You wouldn’t notice the State headquarters of the Gondwana Ganatantra Party (GGP). Near Bhopal’s commercial hub New Market, the GGP — the main tribal party in Madhya Pradesh — operated from an open-air motorcycle repair kiosk with the party banner hung on a tree above.
The GGP won three seats in 2003, retained its deposit in 10, and tipped the balance against the Congress in some two dozen seats. The party was torn apart by factionalism, jealousies and rumours which many of their leaders now attribute to the Congress and the BJP. In the 2008 polls, a splinter group Rashtriya Gondwana Party (RGP) came second in one seat. Most factions of the party have now reunited and they are contesting 63 seats in alliance with the Janata Dal (United).
“Our main issues are the protection of our rights over water, forests and land. Our larger demand is a separate Gondwana State covering the Gondi speaking region in MP, Chhattisgarh, Telangana and Maharashtra. But in the short term, we want tribal schools to be improved, Gondi to be included in the eight schedule and, most importantly, our livelihood to be protected.” says GGP Vice President Gulzar Singh Markam. Mr. Markam is contesting from Niwas in Mandla. He admits that in the district they are drawing support from former minister Dev Singh Saiyam, who was denied a ticket by the BJP. The GGP has been the Plan B for tribal leaders who fail to get tickets from mainstream parties. Mr. Saiyam however is remaining with the BJP. An increased mobilisation by the GGP, particularly in the districts bordering Chhattisgarh, will split the anti-incumbency vote and ruin the prospects for the Congress, observers say.

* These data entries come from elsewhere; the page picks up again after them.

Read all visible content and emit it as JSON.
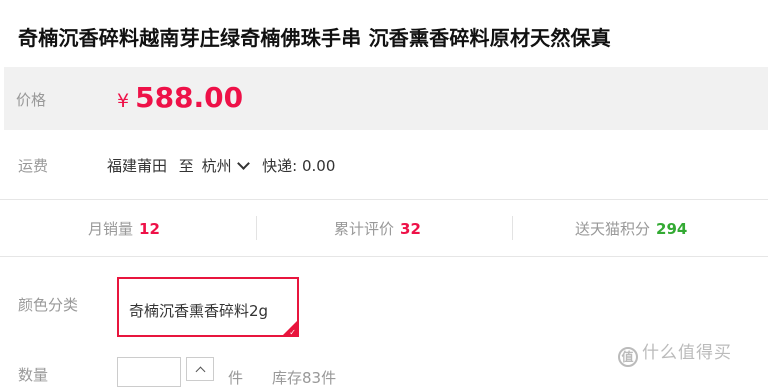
{
  "product": {
    "title": "奇楠沉香碎料越南芽庄绿奇楠佛珠手串 沉香熏香碎料原材天然保真"
  },
  "price": {
    "label": "价格",
    "currency": "¥",
    "value": "588.00",
    "color": "#ee1148"
  },
  "shipping": {
    "label": "运费",
    "from": "福建莆田",
    "to_label": "至",
    "to_city": "杭州",
    "express": "快递: 0.00"
  },
  "stats": {
    "sales_label": "月销量",
    "sales_value": "12",
    "reviews_label": "累计评价",
    "reviews_value": "32",
    "points_label": "送天猫积分",
    "points_value": "294"
  },
  "options": {
    "color_label": "颜色分类",
    "selected_color": "奇楠沉香熏香碎料2g",
    "accent": "#e8153d"
  },
  "quantity": {
    "label": "数量",
    "unit": "件",
    "stock": "库存83件"
  },
  "watermark": {
    "text": "什么值得买",
    "icon": "zhi-logo-icon"
  }
}
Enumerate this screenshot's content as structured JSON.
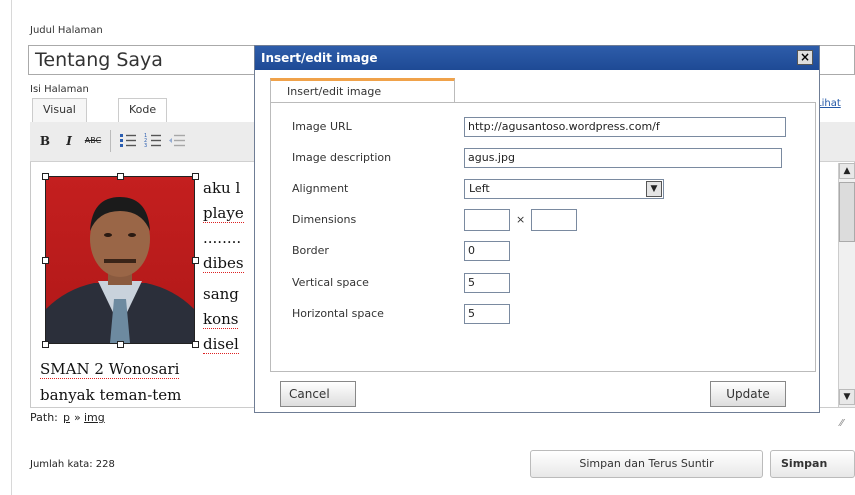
{
  "page": {
    "title_label": "Judul Halaman",
    "title_value": "Tentang Saya",
    "content_label": "Isi Halaman",
    "tabs": [
      {
        "label": "Visual"
      },
      {
        "label": "Kode"
      }
    ],
    "insert_link": "Lihat"
  },
  "toolbar": {
    "bold_label": "B",
    "italic_label": "I",
    "strike_label": "ABC",
    "icons": [
      "bold-icon",
      "italic-icon",
      "strikethrough-icon",
      "bullet-list-icon",
      "numbered-list-icon",
      "outdent-icon"
    ]
  },
  "editor": {
    "lines": [
      "aku l",
      "playe",
      "........",
      "dibes",
      "sang",
      "kons",
      "disel"
    ],
    "line_sman": "SMAN 2 Wonosari",
    "line_banyak": "banyak teman-tem",
    "path_label": "Path:",
    "path_p": "p",
    "path_sep": "»",
    "path_img": "img"
  },
  "footer": {
    "word_count": "Jumlah kata: 228",
    "save_continue": "Simpan dan Terus Suntir",
    "save": "Simpan"
  },
  "dialog": {
    "title": "Insert/edit image",
    "close": "×",
    "tab": "Insert/edit image",
    "fields": {
      "url_label": "Image URL",
      "url_value": "http://agusantoso.wordpress.com/f",
      "desc_label": "Image description",
      "desc_value": "agus.jpg",
      "align_label": "Alignment",
      "align_value": "Left",
      "dim_label": "Dimensions",
      "dim_x": "×",
      "dim_width": "",
      "dim_height": "",
      "border_label": "Border",
      "border_value": "0",
      "vspace_label": "Vertical space",
      "vspace_value": "5",
      "hspace_label": "Horizontal space",
      "hspace_value": "5"
    },
    "cancel": "Cancel",
    "update": "Update"
  },
  "colors": {
    "dialog_title_bg": "#2e5daa",
    "tab_accent": "#f0a24a",
    "link": "#2358a8",
    "photo_bg": "#c41f1f"
  }
}
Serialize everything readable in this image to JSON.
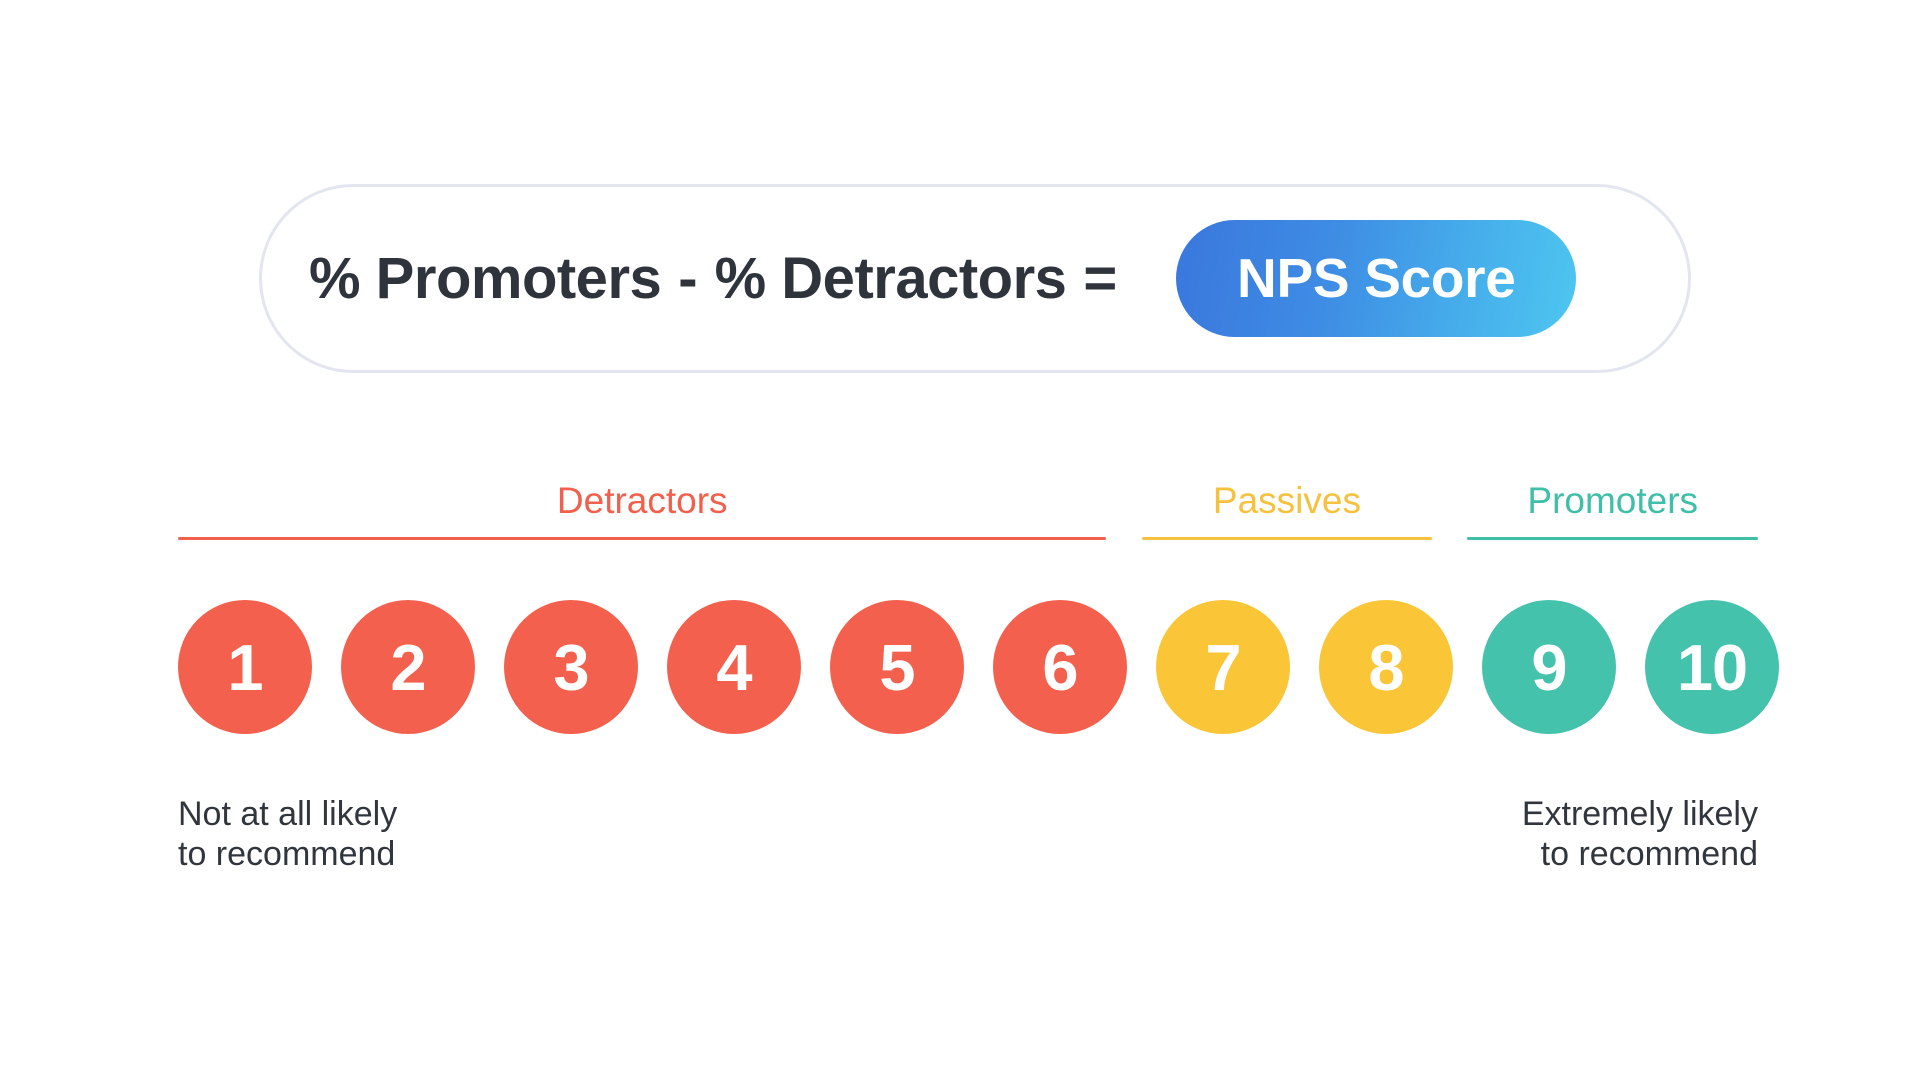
{
  "formula": {
    "promoters_term": "% Promoters",
    "minus_operator": "-",
    "detractors_term": "% Detractors",
    "equals_operator": "=",
    "result_label": "NPS Score",
    "result_gradient_start": "#3a77dd",
    "result_gradient_end": "#4ec6f0",
    "text_color": "#2f343c",
    "border_color": "#e3e5ef"
  },
  "scale": {
    "segments": [
      {
        "label": "Detractors",
        "color": "#f0604d",
        "scores": [
          1,
          2,
          3,
          4,
          5,
          6
        ]
      },
      {
        "label": "Passives",
        "color": "#f5c13e",
        "scores": [
          7,
          8
        ]
      },
      {
        "label": "Promoters",
        "color": "#3fbfa8",
        "scores": [
          9,
          10
        ]
      }
    ],
    "scores": [
      {
        "value": "1",
        "color": "#f4604e",
        "segment": "Detractors"
      },
      {
        "value": "2",
        "color": "#f4604e",
        "segment": "Detractors"
      },
      {
        "value": "3",
        "color": "#f4604e",
        "segment": "Detractors"
      },
      {
        "value": "4",
        "color": "#f4604e",
        "segment": "Detractors"
      },
      {
        "value": "5",
        "color": "#f4604e",
        "segment": "Detractors"
      },
      {
        "value": "6",
        "color": "#f4604e",
        "segment": "Detractors"
      },
      {
        "value": "7",
        "color": "#fac536",
        "segment": "Passives"
      },
      {
        "value": "8",
        "color": "#fac536",
        "segment": "Passives"
      },
      {
        "value": "9",
        "color": "#45c2ab",
        "segment": "Promoters"
      },
      {
        "value": "10",
        "color": "#45c2ab",
        "segment": "Promoters"
      }
    ],
    "caption_left": "Not at all likely\nto recommend",
    "caption_right": "Extremely likely\nto recommend"
  }
}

The only two parties outside the Congress and the BJP in the assembly are the BSP and the Samajwadi Party. The BSP holds seven seats — MLA Paras Mudgal has defected to the BJP but is not contesting this time — and the SP holds one. In 2008, the BSP won 9.1 per cent in seats contested and the SP won 2.5 per cent. The strongholds of both parties are districts bordering Uttar Pradesh. BSP’s State president I.S. Maurya told The Hindu that the party lost five seats in 2008 to re-counting, a procedure often associated with the ruling party influencing the outcome. “We don’t have a manifesto because we don’t believe in giving sops. We give tickets to winnable candidates of all castes as Dalits, our backbone, remain with us,” he says.
But BSP MLAs in the State have often been poached by the big parties. Mr. Maurya says that this time they have limited the number of tickets to “fresh” BSP members —defectors — to 30. “We are strong in 130 seats. Our objective is to restrict the Congress and BJP to 100 seats each so that there is a hung Assembly. The only stable government must be one with the BSP in it,” he adds. The SP leads an alliance of the CPI, CPI(M) and the Rashtriya Samanta Dal. CPI(M)’s state secretary Badal Saroj explains that their slogan is the formation of a credible opposition. “We have seen the government get away with murder because the Congress allows them to. Communist MLAs will end the farce in the Assembly,” he says.
Keywords: Madhya Pradesh polls 2013